who is larger than life but a tad unhinged.

20 years ago I saw the movie version of this starring Jim “Jesus” Cavaziel… in fact I believe I saw it twice, as I really liked it. In what seems to be a pattern, the movie caused the book to be added to a list somewhere, which some years later caused it to be bought, and some more years after that finally read.

I found The Count of Monte Cristo to be perfect summer reading: Suspenseful enough to keep the pages turning, but literary enough that an English major need feel no shame being seen with it. The Count is a compelling if weird protagonist — he seems to enjoy torturing his friends as much as his enemies, and more than once keeps someone he’s theoretically trying to help teetering on the edge of suicide for no very good reason.

It’s hard to tell in translation, of course, but it seemed to me that Dumas’s prose is pretty mediocre. He’s all about the plot, which in a way makes him very American. But then parts of the book are extremely French:

“Father, what is the matter? You don’t look well.”


“It is nothing, it will soon pass,” said the old man; but his strength failed him and he fell backward.


“This will never do!” exclaimed the youth. “A glass of wine will soon put you right. Tell me where you keep it,” he continued, opening one cupboard after another.


“It is useless to look for it,” said the old man. “There is no wine.”


“What?
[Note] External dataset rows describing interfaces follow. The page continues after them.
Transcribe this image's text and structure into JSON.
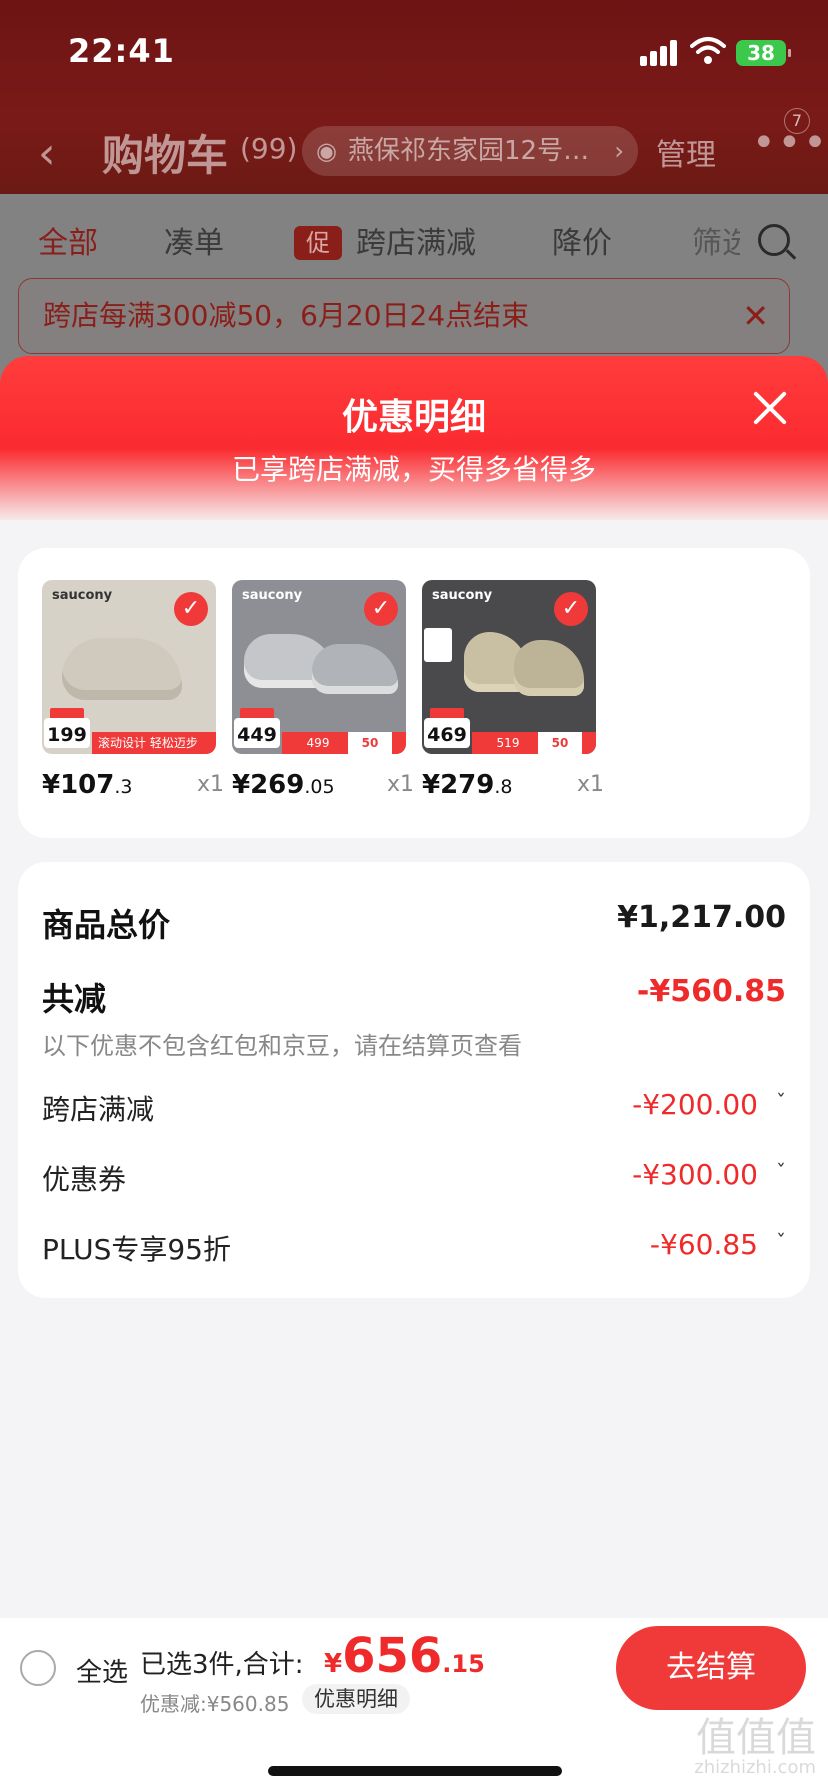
{
  "status_bar": {
    "time": "22:41",
    "battery": "38"
  },
  "nav": {
    "back_icon": "chevron-left-icon",
    "title": "购物车",
    "count": "(99)",
    "address": "燕保祁东家园12号…",
    "manage": "管理",
    "more_badge": "7"
  },
  "tabs": [
    {
      "label": "全部"
    },
    {
      "label": "凑单"
    },
    {
      "label": "跨店满减",
      "tag": "促"
    },
    {
      "label": "降价"
    },
    {
      "label": "筛选"
    }
  ],
  "promo_banner": {
    "text": "跨店每满300减50，6月20日24点结束"
  },
  "sheet": {
    "title": "优惠明细",
    "subtitle": "已享跨店满减，买得多省得多"
  },
  "products": [
    {
      "brand": "saucony",
      "chip": "199",
      "price_int": "¥107",
      "price_dec": ".3",
      "qty": "x1",
      "strip_a": "滚动设计 轻松迈步",
      "strip_b": ""
    },
    {
      "brand": "saucony",
      "chip": "449",
      "price_int": "¥269",
      "price_dec": ".05",
      "qty": "x1",
      "strip_a": "499",
      "strip_b": "50"
    },
    {
      "brand": "saucony",
      "chip": "469",
      "price_int": "¥279",
      "price_dec": ".8",
      "qty": "x1",
      "strip_a": "519",
      "strip_b": "50"
    }
  ],
  "summary": {
    "total_label": "商品总价",
    "total_value": "¥1,217.00",
    "reduce_label": "共减",
    "reduce_value": "-¥560.85",
    "note": "以下优惠不包含红包和京豆，请在结算页查看",
    "items": [
      {
        "label": "跨店满减",
        "value": "-¥200.00"
      },
      {
        "label": "优惠券",
        "value": "-¥300.00"
      },
      {
        "label": "PLUS专享95折",
        "value": "-¥60.85"
      }
    ]
  },
  "bottom": {
    "select_all": "全选",
    "selected": "已选3件,合计:",
    "currency": "¥",
    "total_int": "656",
    "total_dec": ".15",
    "discount": "优惠减:¥560.85",
    "detail": "优惠明细",
    "checkout": "去结算"
  },
  "watermark": {
    "main": "值值值",
    "small": "zhizhizhi.com"
  },
  "colors": {
    "accent": "#f03a3a",
    "price_red": "#ef2a2a"
  }
}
No wine?” said the young man, turning pale and looking first at the old man’s sunken and pallid cheeks and then at the bare cupboards. “No wine?”

But the most interesting thing I learned from this book was in the introduction:

Alexandre Dumas ranks among the most widely read novelists of Romantic literature and may be the most beloved writer France has ever produced. His works are stories of adventure depicting the heroic triumph of human strength and endurance, a legacy he was born to recount.


Dumas’s father, Thomas-Alexander, was born a slave on Santo Domingo (now Haiti) in 1762 to a black slave, Cessette Dumas, and her owner, the Marquis de la Pailleterie, a Frenchman who had come to the Caribbean to seek his fortune as a sugar planter. The marquis sold Thomas and three of his siblings, but bought him back and then took him to France when he was fourteen years old. The young man severed ties with his father, took his mother’s name, and joined the army. By thirty-one he was serving as a general under Napoleon Bonaparte.

And so, as these things happen, I am now the owner of a volume called The Black Count, a nonfiction account of General Dumas’s life. I will be writing about it in this space… someday.